M280 P0 S160; reset 3dtouch
G28 ; home all axes
G29; nivelar
G1 Z5 F5000 ; lift nozzle
G1 Y100 F5000; Evita pinzas
M109 S[first_layer_temperature]; espera hotend

Final G code:

M104 S0 ; turn off temperature
M140 S0 ; turn off bed
M107 ;Turn off fan
G1 X205 Y205 F5000; Aparta cabezal
M84 ; disable motors

Besides this, I personally like (not essential):

  • Use firmware retraction (to be able to make adjustments from the LCD).
  • Disable the silent mode of the program, since personally with the TMC2209 I do not consider it necessary. You can activate it from the LCD at any time with 3DSteel printers.
  • Set the "raise Z" option to a lower value, since 0.4 is considered excessive for most 3D prints, 0.1 is more than enough.

Once this is done we can save the profile of the 3D printer as a new one.

To "release a Profile":

  1. We select the printer to which it originally belongs in "Printer Configuration".
  2. We select the profiles that we want to "release".
  3. We enter the profile, in dependencies we mark "All Compatible Printers" and in "Condition of Compatible Printers" we delete the text.

  4. Once this is done we can save the profile as a new one.
  5. We can also edit it at will.
It is important to take into account the mechanics of our printer before taking the profile, choosing a similar one. For a 3DSteel with a 0.4 nozzle (and direct extruder), we can take as a reference the profiles of a Cartesian printer with a 0.4 nozzle and direct extruder, such as the MK3s+, taking into account that the hardware, such as the structure, is superior in our 3DSteel , so we can obtain better results with the same parameters.

Use the calibration options

These tools are simple and very useful:

We find:

  • Introduction.
  • First layer adjustment (leveling).
  • Flow Calibration.
  • Calibration of the optimum temperature of the filament. We are going to use this as an example. It allows us to find the optimal temperature for that particular filament, using the specific configuration. Normally, filament manufacturers give a temperature range, because the optimal temperature depends on many factors, such as printing speed, filament manufacturing batch, type of part, geometry, etc. 
  • Withdrawal.
  • Flow for "bridges"
  • Ironing of the superficial face.
  • Calibration cube for general checks.

Once we have decided the calibration that we are going to do, a window opens with:
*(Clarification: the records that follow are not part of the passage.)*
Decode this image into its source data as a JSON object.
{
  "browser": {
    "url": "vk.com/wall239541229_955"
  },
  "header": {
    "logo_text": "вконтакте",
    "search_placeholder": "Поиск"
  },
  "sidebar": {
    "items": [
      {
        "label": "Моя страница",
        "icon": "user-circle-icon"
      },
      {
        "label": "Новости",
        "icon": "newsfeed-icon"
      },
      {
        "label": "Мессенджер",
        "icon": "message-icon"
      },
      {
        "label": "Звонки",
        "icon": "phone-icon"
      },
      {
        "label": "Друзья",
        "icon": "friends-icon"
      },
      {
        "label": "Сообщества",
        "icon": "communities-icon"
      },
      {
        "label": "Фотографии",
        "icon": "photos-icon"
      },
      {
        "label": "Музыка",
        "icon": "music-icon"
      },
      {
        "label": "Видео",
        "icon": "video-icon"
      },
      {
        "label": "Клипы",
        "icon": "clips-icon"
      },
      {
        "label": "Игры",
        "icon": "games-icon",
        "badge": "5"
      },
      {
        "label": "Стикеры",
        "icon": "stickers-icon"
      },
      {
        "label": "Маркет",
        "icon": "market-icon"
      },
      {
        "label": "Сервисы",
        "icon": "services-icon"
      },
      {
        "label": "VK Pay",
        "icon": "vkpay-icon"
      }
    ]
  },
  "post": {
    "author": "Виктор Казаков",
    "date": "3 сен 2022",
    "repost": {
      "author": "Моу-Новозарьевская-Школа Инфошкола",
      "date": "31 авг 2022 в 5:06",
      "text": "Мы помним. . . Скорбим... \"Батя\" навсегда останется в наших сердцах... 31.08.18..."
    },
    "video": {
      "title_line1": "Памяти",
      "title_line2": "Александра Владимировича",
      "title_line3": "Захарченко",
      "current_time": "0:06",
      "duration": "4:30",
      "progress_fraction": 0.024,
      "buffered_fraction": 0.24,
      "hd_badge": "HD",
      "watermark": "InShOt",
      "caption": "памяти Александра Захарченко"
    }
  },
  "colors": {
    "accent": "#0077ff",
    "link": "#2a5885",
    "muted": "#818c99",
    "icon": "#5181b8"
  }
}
  1. Description of the calibration, with images.
  2. Notice of prerequisites, in this case "Flow" since if the flow is not correctly calibrated before doing this calibration we may have confusion.
  3. Number of "steps" below the temperature that we currently have selected.
  4. Number of upper steps.
  5. Step size, for example, in this case selecting a step of 10, we will have: -20, -10, 0, +10, 20. This is fine for a zoom, for a finer calibration we can make steps of 5 degrees centigrade . This will depend on what we are looking for.
  6. Generate button, which will generate the part for us (you do not have to download any STL)
  7. If we leave the cursor over the options, a very useful explanatory text appears, in this it warns us that only multiples of 5 will be printed on the model.

Once adjusted we find this:

The model perfectly indicates the temperature at which it will be printed and in the right panel we can see all the modifications that have been activated so that the calibration is optimal, such as only 7% infill, 1 perimeter, etc.

If we analyze the Gcode selecting the temperature as the type of view, we find that it is perfectly configured in the code:

The same can be applied to all other calibrations, in order to always get the most out of our 3D prints.

Did you already know this program? Do you have any questions about it? You can use the comment section to leave a few words. This will motivate us to write more articles like this one.